-- WHAT YOU WILL DO --
Where a line in the material below has the string "value", please report it.

-- AVAILABLE RECORDS --
----------

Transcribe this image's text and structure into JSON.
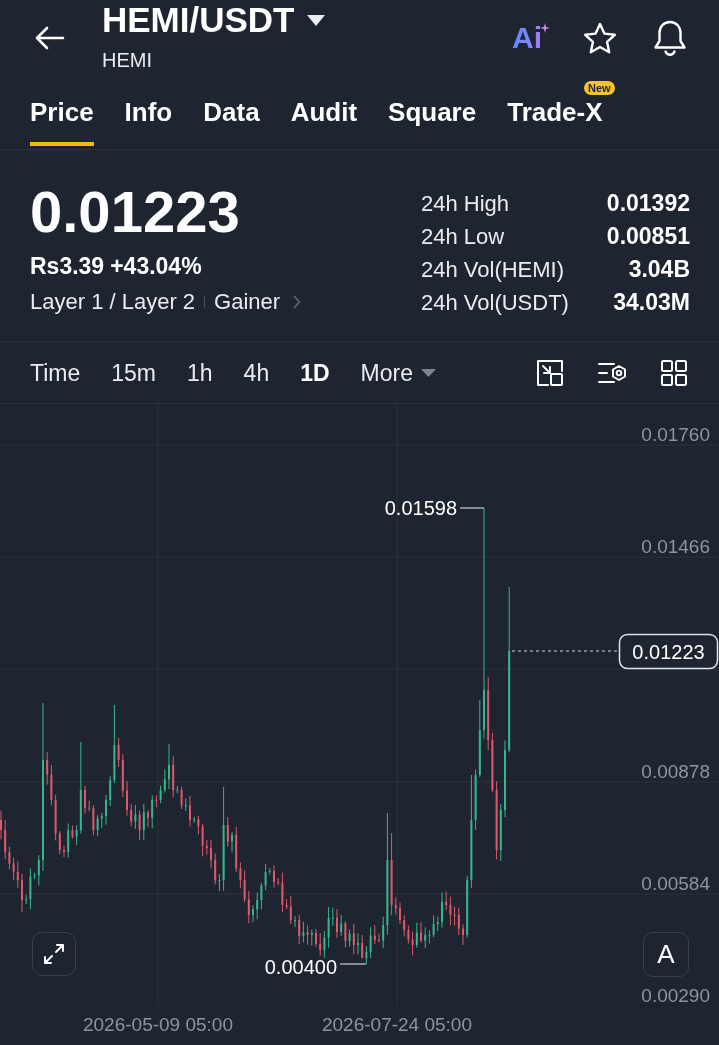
{
  "header": {
    "title": "HEMI/USDT",
    "subtitle": "HEMI",
    "ai_label": "Ai"
  },
  "tabs": [
    {
      "label": "Price",
      "selected": true
    },
    {
      "label": "Info",
      "selected": false
    },
    {
      "label": "Data",
      "selected": false
    },
    {
      "label": "Audit",
      "selected": false
    },
    {
      "label": "Square",
      "selected": false
    },
    {
      "label": "Trade-X",
      "selected": false,
      "badge": "New"
    }
  ],
  "ticker": {
    "last_price": "0.01223",
    "fiat_price": "Rs3.39",
    "change": "+43.04%",
    "tags": [
      "Layer 1 / Layer 2",
      "Gainer"
    ]
  },
  "stats": [
    {
      "label": "24h High",
      "value": "0.01392"
    },
    {
      "label": "24h Low",
      "value": "0.00851"
    },
    {
      "label": "24h Vol(HEMI)",
      "value": "3.04B"
    },
    {
      "label": "24h Vol(USDT)",
      "value": "34.03M"
    }
  ],
  "intervals": [
    {
      "label": "Time",
      "selected": false
    },
    {
      "label": "15m",
      "selected": false
    },
    {
      "label": "1h",
      "selected": false
    },
    {
      "label": "4h",
      "selected": false
    },
    {
      "label": "1D",
      "selected": true
    }
  ],
  "more_menu": {
    "label": "More"
  },
  "chart": {
    "price_axis": [
      "0.01760",
      "0.01466",
      "0.00878",
      "0.00584",
      "0.00290"
    ],
    "time_axis": [
      "2026-05-09 05:00",
      "2026-07-24 05:00"
    ],
    "high_label": "0.01598",
    "low_label": "0.00400",
    "current_price": "0.01223",
    "scale_button": "A"
  }
}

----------

-- OUTPUT OF THE EXERCISE --
      "value": "0.01392"
      "value": "0.00851"
      "value": "3.04B"
      "value": "34.03M"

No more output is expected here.